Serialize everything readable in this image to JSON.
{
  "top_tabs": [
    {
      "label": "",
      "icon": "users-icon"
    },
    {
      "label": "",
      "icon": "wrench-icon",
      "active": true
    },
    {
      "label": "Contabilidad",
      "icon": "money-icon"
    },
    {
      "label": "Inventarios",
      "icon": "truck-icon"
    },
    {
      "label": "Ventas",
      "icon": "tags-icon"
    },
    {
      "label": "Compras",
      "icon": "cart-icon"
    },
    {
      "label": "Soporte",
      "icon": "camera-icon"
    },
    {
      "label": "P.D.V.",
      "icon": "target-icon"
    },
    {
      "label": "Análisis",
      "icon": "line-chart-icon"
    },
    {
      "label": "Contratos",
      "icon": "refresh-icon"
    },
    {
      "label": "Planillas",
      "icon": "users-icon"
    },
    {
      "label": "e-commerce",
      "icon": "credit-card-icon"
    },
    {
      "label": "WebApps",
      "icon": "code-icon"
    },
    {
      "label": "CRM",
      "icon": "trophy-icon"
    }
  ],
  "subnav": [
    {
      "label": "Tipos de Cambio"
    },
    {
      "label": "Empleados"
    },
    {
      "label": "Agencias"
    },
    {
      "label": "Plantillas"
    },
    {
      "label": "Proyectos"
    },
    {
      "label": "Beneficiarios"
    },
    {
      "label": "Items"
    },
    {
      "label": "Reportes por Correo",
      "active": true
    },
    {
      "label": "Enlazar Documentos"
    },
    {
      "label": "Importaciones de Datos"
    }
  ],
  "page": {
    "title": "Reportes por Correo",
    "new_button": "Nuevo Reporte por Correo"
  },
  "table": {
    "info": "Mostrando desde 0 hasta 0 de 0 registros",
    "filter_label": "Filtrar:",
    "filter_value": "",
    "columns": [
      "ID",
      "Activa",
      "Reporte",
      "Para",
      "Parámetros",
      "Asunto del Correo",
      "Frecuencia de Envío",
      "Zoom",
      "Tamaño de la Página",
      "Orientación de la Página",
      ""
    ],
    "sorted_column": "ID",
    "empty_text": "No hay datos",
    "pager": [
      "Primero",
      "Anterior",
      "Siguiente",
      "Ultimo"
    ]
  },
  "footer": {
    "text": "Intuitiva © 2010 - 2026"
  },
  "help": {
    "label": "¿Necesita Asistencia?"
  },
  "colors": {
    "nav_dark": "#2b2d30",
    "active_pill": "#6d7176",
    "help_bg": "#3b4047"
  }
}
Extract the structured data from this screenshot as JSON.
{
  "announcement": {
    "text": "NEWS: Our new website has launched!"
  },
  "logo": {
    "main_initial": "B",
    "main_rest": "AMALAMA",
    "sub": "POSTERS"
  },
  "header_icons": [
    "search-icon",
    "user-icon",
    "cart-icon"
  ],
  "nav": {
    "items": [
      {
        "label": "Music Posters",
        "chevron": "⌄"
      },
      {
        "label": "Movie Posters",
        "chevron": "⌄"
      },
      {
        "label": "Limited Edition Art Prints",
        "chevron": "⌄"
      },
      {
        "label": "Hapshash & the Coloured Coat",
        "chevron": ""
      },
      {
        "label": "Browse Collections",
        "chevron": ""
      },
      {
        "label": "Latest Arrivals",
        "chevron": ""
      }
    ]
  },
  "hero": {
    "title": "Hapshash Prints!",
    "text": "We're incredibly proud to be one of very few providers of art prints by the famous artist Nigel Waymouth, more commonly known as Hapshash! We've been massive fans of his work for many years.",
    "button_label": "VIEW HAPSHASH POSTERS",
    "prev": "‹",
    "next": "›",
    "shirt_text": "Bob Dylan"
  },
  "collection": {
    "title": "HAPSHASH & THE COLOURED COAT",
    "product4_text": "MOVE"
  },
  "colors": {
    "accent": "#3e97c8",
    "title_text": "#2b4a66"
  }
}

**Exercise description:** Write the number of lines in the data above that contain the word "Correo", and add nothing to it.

**Response area:** 4